"Yes! That was the thunder. First the lightning came. Then silence and loud heavy, rumbling thunder! It was so exciting. The sky was dark and it was SUCH a loud sound!" As I told the story I looked at everyone's eyes. This was the first time when we remembered something together that had happened a few days ago and not at school. T was looking especially nervous as SC talked about the loud.
We looked at the book again, and SC quickly grabbed it away. "Don't touch it! Don't Touch IT!" he warned. GW reached for the book once it was on the floor again, a smile on his face and said "I'm eating the lightning!" He held the book around his head, while SC tried to pull it free gain. GH thought this was hillarious and jumped and danced around, "The lightning was loud!"

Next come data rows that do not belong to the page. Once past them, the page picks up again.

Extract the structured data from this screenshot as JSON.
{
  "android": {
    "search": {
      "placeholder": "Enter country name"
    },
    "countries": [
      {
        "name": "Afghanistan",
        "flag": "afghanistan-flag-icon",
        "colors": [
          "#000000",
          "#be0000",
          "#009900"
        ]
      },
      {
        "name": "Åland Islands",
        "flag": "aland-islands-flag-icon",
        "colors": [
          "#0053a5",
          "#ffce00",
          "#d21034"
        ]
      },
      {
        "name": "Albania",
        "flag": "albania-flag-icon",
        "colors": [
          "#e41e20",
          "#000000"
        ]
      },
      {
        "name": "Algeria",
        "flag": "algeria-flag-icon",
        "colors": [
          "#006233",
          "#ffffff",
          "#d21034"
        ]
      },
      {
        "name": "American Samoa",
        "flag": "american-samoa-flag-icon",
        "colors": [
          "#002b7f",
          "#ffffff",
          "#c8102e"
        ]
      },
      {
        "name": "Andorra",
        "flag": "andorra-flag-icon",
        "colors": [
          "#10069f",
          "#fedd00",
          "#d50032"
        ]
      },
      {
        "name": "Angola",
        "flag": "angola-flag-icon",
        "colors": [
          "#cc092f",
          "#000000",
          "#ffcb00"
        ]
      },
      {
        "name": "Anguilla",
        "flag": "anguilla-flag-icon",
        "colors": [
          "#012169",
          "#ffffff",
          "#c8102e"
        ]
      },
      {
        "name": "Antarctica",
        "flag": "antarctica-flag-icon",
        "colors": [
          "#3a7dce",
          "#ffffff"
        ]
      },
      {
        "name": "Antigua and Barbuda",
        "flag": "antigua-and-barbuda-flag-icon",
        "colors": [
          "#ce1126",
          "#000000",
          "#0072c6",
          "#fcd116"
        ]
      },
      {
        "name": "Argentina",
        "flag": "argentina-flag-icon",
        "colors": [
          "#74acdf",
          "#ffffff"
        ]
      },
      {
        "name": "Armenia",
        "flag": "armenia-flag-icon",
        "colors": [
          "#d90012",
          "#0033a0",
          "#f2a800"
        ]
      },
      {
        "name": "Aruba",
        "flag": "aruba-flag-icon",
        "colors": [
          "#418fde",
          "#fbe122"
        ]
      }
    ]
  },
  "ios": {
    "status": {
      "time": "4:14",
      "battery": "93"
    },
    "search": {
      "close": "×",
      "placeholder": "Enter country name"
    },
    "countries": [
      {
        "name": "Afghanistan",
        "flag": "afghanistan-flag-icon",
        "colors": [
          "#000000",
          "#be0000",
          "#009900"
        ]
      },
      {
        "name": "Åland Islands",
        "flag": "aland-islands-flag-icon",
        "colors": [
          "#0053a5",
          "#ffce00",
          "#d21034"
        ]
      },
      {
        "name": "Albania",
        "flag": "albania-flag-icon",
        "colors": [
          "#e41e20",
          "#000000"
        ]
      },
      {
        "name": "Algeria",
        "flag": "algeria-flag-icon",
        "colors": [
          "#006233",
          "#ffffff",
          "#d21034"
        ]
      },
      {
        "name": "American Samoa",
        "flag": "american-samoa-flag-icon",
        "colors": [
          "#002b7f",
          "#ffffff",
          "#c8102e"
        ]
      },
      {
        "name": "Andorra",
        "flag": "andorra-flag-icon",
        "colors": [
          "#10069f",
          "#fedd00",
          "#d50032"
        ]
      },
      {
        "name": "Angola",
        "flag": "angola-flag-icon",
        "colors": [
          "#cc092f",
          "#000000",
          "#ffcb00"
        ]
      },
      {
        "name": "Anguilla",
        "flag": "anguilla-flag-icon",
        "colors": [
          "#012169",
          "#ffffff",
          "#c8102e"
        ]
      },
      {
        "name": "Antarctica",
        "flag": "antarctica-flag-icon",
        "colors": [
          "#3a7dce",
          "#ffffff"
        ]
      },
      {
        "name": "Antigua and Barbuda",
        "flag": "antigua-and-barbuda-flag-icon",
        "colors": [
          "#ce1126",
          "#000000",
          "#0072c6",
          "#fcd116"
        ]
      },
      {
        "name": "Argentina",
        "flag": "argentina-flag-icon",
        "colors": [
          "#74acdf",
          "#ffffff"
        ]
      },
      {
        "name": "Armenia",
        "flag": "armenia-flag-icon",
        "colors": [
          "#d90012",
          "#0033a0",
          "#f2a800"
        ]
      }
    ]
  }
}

This story continued on with us through out our day. We talked of doing a large scale painting of lightning outside after snack with a huge sheet of paper. "We need red and blue and yellow paint, Briana. And paintbrushes."
"Big!" T added.
"Small ones" SC and GH agreed. We made our plan together while we ate, but it was quickly forgotten as we headed outside and there was chalk available. Very quickly they got to work 'drawing lightning' on the asphalt.
The story of the lightning and thunder followed us the rest of the day, as one child would randomly remember the story, sparking a re-telling. Moments like this follow us, though this one lasted through our whole day. It felt good to work through this new thing that everyone experienced.